Collecting these coveted tokens became the quest of every lady archer. The afternoon event was usually followed by a gala dinner and an evening of a grand and glorious ball. The wealthiest even built their own lodges to host said celebrations. So the next time we wonder what activities the affluent ladies of the Victorian era did to pass the time, now we know exactly which one they preferred.
Cindy will gift one ebook of With Open Arms to one blogger today!!
Historical romance writer Cindy Nord is the author of No Greater Glory, a number-one Civil War romance at Amazon for more than a year and book one in her four-book The Cutteridge Family series. With Open Arms, book two in the series, debuted in August 2014. Cindy also contributed to the non-fiction anthology Scribbling Women and the Real-Life Romance Heroes Who Love Them. A blend of history and romance, her love stories meld both genres around action and emotionally driven characters.
A war-weary ex-soldier. An untamable hellion. Love doesn’t stand a chance in hell…

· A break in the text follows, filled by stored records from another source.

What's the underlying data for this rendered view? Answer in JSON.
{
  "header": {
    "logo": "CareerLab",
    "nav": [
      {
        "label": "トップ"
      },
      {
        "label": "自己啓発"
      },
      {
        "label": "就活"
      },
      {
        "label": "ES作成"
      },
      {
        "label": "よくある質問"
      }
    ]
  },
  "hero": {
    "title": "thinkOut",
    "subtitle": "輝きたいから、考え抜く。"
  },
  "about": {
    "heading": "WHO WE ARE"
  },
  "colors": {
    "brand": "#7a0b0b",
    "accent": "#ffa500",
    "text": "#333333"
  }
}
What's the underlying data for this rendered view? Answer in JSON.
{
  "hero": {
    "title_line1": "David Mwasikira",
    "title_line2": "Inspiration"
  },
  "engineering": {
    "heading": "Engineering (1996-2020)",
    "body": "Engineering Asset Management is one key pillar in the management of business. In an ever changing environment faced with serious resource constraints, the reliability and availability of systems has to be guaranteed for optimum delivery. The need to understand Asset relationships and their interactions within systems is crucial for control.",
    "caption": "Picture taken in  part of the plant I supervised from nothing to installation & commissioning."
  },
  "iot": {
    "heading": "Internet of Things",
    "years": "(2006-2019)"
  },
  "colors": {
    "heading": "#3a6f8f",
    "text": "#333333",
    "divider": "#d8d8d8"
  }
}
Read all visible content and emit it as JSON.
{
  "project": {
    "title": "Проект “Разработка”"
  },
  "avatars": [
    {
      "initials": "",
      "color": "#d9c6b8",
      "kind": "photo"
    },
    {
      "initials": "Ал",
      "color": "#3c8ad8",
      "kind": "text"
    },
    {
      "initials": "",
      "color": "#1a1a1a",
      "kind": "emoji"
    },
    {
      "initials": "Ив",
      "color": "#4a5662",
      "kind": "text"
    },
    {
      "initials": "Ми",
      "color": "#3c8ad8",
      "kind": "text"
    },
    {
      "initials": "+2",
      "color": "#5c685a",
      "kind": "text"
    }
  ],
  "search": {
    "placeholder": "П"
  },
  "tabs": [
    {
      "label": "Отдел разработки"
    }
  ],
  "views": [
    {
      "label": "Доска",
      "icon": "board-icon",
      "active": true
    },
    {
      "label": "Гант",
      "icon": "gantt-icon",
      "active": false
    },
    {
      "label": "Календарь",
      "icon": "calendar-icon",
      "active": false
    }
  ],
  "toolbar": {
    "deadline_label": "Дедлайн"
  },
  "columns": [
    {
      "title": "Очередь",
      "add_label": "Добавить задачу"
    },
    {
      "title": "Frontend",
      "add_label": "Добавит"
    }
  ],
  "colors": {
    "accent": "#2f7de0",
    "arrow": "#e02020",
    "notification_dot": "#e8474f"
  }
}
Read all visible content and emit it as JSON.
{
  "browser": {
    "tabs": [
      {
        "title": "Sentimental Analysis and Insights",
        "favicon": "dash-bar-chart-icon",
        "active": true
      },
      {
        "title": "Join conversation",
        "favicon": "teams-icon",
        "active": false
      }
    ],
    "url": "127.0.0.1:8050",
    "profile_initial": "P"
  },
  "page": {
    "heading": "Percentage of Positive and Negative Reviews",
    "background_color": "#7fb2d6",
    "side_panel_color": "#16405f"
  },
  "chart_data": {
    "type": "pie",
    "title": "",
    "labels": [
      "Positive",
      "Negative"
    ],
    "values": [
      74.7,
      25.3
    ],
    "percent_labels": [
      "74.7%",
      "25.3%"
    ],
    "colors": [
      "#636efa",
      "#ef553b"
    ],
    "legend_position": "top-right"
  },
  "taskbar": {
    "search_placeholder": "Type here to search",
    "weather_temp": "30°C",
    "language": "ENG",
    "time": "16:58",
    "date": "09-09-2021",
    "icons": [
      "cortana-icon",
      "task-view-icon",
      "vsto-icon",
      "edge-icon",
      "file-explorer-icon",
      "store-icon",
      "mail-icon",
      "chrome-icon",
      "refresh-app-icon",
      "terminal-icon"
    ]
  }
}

Hardened in childhood by the death of her parents, then left to run the family’s southwestern territory ranch when her brother rode off to fight for the Union years before, Callie Cutteridge hides her heartbreak behind a mask of self-sufficiency. Breaking horses for the army proves she’s neither delicate nor helpless. When a former cavalry officer shows up claiming to own her brother’s half of the Arizona ranch, she steels herself to resist the handsome stranger’s intention to govern even one single aspect of her life. After all, loving means losing…to her it always has.
For months, Jackson Neale has looked forward to putting the bloodstained battlefields back east behind him. Callie isn’t the agreeable angel her brother led him to believe, but he’s damned well not the useless rake this foul-mouthed hellion thinks he is, either. His quest for calm stability contradicts sharply with her need for control, yet still their heartstrings tangle. But how can these mistrusting partners transform their fiery passion into a happily-ever-after when all Callie knows how to do is fight…and all Jackson wants is peace?
Archery1_LaBelleAssemblee_1831.jpg: Illustration from La Belle Assemblee, 1831
Archery2_ScientificAmerican_1894.jpg: “Meeting of the Toxophilite Society.” Scientific American, 1894
Archery3_HarpersWeekly_1881.jpg: “The Archery Tournament, Prospect Park, Brooklyn.” Harper’s Weekly, July 23, 1881
Archery4_HarpersWeekly_1878.jpg: “Archery Practice on Staten Island.” Harper’s Weekly, 1878